WORK TASK: Only the number is wanted: how many lines below contain "Java"?
:: DATA RECORDS
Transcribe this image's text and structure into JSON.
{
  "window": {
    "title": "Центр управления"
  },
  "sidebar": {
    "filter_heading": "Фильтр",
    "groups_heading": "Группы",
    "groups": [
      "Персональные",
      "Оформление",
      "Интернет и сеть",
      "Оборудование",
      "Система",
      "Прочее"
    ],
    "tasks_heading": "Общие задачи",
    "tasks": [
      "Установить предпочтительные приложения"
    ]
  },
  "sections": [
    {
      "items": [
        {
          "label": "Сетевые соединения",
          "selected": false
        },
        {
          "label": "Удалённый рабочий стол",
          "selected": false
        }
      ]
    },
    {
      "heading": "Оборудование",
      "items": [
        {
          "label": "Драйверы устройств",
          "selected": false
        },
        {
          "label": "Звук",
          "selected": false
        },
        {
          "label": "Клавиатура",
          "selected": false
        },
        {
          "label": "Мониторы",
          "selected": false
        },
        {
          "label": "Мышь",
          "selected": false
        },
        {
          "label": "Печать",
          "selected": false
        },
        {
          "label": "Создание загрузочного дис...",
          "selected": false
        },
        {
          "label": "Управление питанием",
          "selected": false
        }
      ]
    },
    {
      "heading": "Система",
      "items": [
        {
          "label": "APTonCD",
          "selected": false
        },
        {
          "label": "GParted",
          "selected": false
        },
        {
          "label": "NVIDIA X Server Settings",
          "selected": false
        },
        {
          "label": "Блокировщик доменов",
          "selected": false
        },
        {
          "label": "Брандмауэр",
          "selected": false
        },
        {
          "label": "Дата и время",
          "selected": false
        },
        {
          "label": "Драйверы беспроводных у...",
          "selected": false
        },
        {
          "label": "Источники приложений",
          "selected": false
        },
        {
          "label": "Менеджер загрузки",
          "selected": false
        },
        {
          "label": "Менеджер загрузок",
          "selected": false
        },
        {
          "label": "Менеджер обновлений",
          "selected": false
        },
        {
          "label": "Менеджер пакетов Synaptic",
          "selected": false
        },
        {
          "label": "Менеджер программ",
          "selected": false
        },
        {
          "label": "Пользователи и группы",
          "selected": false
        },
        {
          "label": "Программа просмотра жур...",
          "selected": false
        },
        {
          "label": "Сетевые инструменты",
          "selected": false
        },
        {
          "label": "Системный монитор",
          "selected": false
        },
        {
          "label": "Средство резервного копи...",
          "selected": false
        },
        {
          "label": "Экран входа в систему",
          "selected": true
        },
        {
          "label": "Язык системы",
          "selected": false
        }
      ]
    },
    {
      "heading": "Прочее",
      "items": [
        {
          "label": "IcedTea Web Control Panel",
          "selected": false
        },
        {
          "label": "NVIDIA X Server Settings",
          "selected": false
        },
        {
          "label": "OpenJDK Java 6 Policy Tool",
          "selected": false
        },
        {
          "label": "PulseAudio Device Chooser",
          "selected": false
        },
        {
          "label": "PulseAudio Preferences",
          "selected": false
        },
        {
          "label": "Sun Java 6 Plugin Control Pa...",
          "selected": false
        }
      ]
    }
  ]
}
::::
ANSWER SPACE: 2